- Bandog vs American Bully - Breed Comparison
- Bandog vs Abruzzenhund - Breed Comparison
- Bandog vs Affenpinscher - Breed Comparison
- Bandog vs Afghan Hound - Breed Comparison
- Bandog vs Aidi - Breed Comparison
- Bandog vs Airedale Terrier - Breed Comparison
- Bandog vs Akbash Dog - Breed Comparison
- Bandog vs Akita - Breed Comparison
- Bandog vs Africanis - Breed Comparison
- Bandog vs Askal - Breed Comparison
- Bandog vs Atlas Terrier - Breed Comparison
- American Staghound vs English Bulldog - Breed Comparison
- American Staghound vs German Shepherd - Breed Comparison
- American Staghound vs Golden Retriever - Breed Comparison
- American Staghound vs Labrador Retriever - Breed Comparison
- American Staghound vs West Highland White Terrier - Breed Comparison
- American Staghound vs French Bulldog - Breed Comparison
- American Staghound vs Beagle - Breed Comparison
- American Staghound vs Yorkshire Terrier - Breed Comparison
- American Staghound vs Poodle - Breed Comparison
- American Staghound vs Rottweiler - Breed Comparison
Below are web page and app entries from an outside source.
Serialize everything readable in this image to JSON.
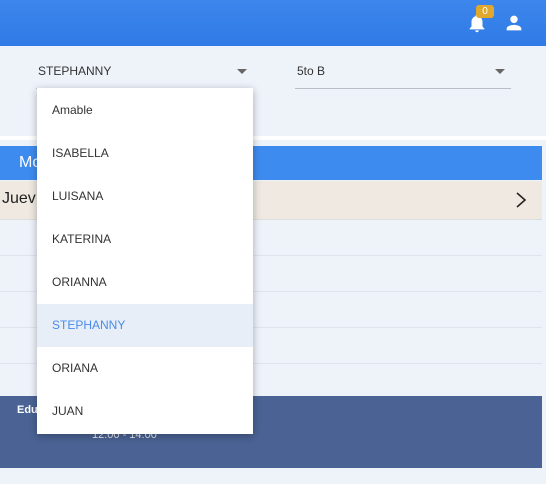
{
  "header": {
    "notifications_count": "0",
    "bell_icon": "bell-icon",
    "user_icon": "user-icon"
  },
  "filters": {
    "student_select": {
      "value": "STEPHANNY"
    },
    "section_select": {
      "value": "5to B"
    }
  },
  "student_options": [
    {
      "label": "Amable",
      "selected": false
    },
    {
      "label": "ISABELLA",
      "selected": false
    },
    {
      "label": "LUISANA",
      "selected": false
    },
    {
      "label": "KATERINA",
      "selected": false
    },
    {
      "label": "ORIANNA",
      "selected": false
    },
    {
      "label": "STEPHANNY",
      "selected": true
    },
    {
      "label": "ORIANA",
      "selected": false
    },
    {
      "label": "JUAN",
      "selected": false
    }
  ],
  "schedule": {
    "header_title": "Mo",
    "day_label": "Juev",
    "event": {
      "name": "Edu",
      "time": "12:00 - 14:00"
    }
  },
  "colors": {
    "primary": "#3e8bef",
    "badge": "#e0a92e",
    "selected_option": "#4a8be8",
    "event_card": "#4a6394"
  }
}
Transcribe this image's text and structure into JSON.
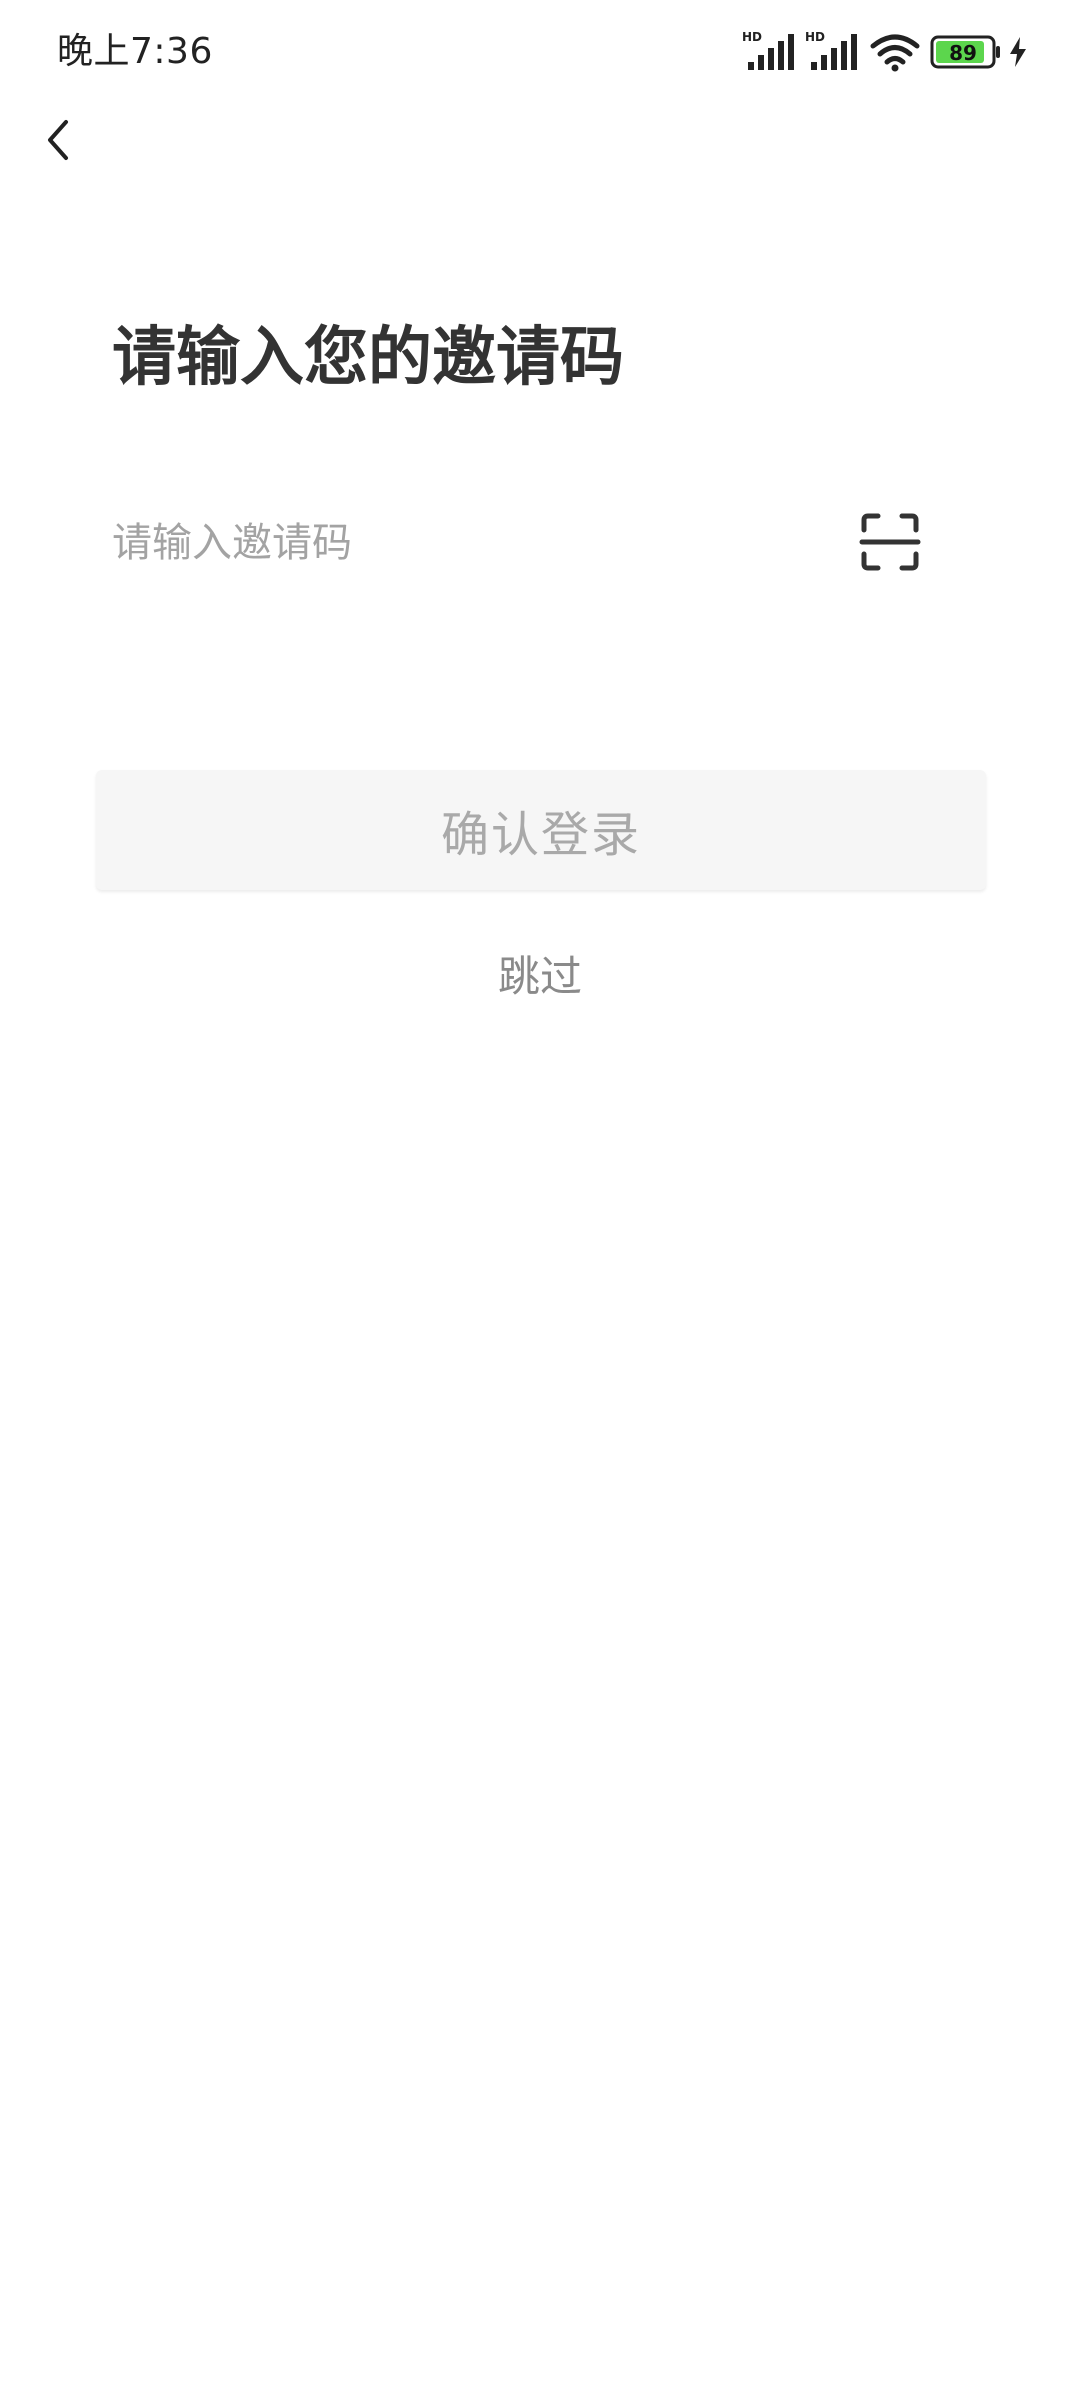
{
  "status_bar": {
    "time": "晚上7:36",
    "signal_1_label": "HD",
    "signal_2_label": "HD",
    "battery_level": "89",
    "battery_color": "#5cd64d",
    "icons": [
      "signal-icon",
      "signal-icon",
      "wifi-icon",
      "battery-icon",
      "charging-icon"
    ]
  },
  "nav": {
    "back_icon": "chevron-left-icon"
  },
  "page": {
    "title": "请输入您的邀请码"
  },
  "invite_field": {
    "value": "",
    "placeholder": "请输入邀请码",
    "scan_icon": "scan-icon"
  },
  "actions": {
    "confirm_label": "确认登录",
    "skip_label": "跳过"
  }
}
- American Staghound vs Boxer - Breed Comparison
- American Staghound vs English Pointer - Breed Comparison
- American Staghound vs Siberian Husky - Breed Comparison
- American Staghound vs Doberman Pinscher - Breed Comparison
- American Staghound vs American Bully - Breed Comparison
- American Staghound vs Abruzzenhund - Breed Comparison
- American Staghound vs Affenpinscher - Breed Comparison
- American Staghound vs Afghan Hound - Breed Comparison
- American Staghound vs Aidi - Breed Comparison
- American Staghound vs Airedale Terrier - Breed Comparison
- American Staghound vs Akbash Dog - Breed Comparison
- American Staghound vs Akita - Breed Comparison
- American Staghound vs Africanis - Breed Comparison
- American Staghound vs Askal - Breed Comparison
- American Staghound vs Atlas Terrier - Breed Comparison